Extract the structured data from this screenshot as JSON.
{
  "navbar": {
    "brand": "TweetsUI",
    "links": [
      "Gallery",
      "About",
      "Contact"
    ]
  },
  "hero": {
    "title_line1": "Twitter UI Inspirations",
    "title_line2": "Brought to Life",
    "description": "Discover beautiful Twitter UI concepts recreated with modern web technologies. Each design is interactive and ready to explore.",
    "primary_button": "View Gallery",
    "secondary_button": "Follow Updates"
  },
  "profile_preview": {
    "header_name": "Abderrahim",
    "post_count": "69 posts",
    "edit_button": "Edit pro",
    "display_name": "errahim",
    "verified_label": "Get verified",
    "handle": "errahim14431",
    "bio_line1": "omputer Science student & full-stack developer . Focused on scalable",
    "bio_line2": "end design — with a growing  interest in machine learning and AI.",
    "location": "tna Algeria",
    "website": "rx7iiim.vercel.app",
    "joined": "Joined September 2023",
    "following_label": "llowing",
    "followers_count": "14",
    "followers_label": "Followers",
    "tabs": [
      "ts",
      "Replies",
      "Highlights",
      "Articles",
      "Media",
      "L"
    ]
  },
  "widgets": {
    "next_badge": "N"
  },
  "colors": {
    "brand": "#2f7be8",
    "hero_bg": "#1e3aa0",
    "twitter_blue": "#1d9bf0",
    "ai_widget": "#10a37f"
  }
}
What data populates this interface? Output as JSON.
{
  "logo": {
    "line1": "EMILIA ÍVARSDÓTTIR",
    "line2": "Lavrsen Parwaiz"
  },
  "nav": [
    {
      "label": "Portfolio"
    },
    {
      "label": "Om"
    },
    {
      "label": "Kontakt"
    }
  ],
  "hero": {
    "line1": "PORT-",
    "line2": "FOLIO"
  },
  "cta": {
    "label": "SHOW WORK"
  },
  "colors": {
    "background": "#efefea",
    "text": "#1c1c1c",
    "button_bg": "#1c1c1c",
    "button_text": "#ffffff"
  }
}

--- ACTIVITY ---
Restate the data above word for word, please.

--- YOUR RESPONSE ---
Extract the structured data from this screenshot as JSON.
{
  "navbar": {
    "brand": "TweetsUI",
    "links": [
      "Gallery",
      "About",
      "Contact"
    ]
  },
  "hero": {
    "title_line1": "Twitter UI Inspirations",
    "title_line2": "Brought to Life",
    "description": "Discover beautiful Twitter UI concepts recreated with modern web technologies. Each design is interactive and ready to explore.",
    "primary_button": "View Gallery",
    "secondary_button": "Follow Updates"
  },
  "profile_preview": {
    "header_name": "Abderrahim",
    "post_count": "69 posts",
    "edit_button": "Edit pro",
    "display_name": "errahim",
    "verified_label": "Get verified",
    "handle": "errahim14431",
    "bio_line1": "omputer Science student & full-stack developer . Focused on scalable",
    "bio_line2": "end design — with a growing  interest in machine learning and AI.",
    "location": "tna Algeria",
    "website": "rx7iiim.vercel.app",
    "joined": "Joined September 2023",
    "following_label": "llowing",
    "followers_count": "14",
    "followers_label": "Followers",
    "tabs": [
      "ts",
      "Replies",
      "Highlights",
      "Articles",
      "Media",
      "L"
    ]
  },
  "widgets": {
    "next_badge": "N"
  },
  "colors": {
    "brand": "#2f7be8",
    "hero_bg": "#1e3aa0",
    "twitter_blue": "#1d9bf0",
    "ai_widget": "#10a37f"
  }
}
What data populates this interface? Output as JSON.
{
  "logo": {
    "line1": "EMILIA ÍVARSDÓTTIR",
    "line2": "Lavrsen Parwaiz"
  },
  "nav": [
    {
      "label": "Portfolio"
    },
    {
      "label": "Om"
    },
    {
      "label": "Kontakt"
    }
  ],
  "hero": {
    "line1": "PORT-",
    "line2": "FOLIO"
  },
  "cta": {
    "label": "SHOW WORK"
  },
  "colors": {
    "background": "#efefea",
    "text": "#1c1c1c",
    "button_bg": "#1c1c1c",
    "button_text": "#ffffff"
  }
}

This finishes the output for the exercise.